This task calls for copying every line of the records that includes the word "address".

Stored items from a collection
Content starts

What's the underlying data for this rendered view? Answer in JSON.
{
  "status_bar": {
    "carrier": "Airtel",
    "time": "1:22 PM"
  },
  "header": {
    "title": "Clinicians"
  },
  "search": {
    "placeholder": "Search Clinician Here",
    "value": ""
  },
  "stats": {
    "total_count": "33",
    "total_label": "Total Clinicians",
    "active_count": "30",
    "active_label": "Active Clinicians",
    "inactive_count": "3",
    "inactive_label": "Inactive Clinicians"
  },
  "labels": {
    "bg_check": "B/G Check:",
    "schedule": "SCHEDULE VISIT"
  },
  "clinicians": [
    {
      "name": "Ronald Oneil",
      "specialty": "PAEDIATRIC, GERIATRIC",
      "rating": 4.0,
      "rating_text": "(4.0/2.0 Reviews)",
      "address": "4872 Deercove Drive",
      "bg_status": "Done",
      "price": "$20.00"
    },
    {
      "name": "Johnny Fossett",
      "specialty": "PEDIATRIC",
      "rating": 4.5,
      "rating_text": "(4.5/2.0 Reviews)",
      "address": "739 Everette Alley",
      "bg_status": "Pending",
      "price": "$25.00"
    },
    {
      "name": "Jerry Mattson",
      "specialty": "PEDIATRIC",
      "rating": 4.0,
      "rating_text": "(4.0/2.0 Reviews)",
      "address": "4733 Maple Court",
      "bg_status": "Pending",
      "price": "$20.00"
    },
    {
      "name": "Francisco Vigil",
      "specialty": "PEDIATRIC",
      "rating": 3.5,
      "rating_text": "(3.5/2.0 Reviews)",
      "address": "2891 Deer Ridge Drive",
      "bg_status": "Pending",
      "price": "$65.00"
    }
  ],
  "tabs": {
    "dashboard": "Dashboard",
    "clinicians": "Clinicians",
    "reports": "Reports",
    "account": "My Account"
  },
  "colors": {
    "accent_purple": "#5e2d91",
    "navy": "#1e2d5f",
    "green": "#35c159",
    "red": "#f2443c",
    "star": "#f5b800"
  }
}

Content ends

- EXERCISE RESULT:
      "address": "4872 Deercove Drive",
      "address": "739 Everette Alley",
      "address": "4733 Maple Court",
      "address": "2891 Deer Ridge Drive",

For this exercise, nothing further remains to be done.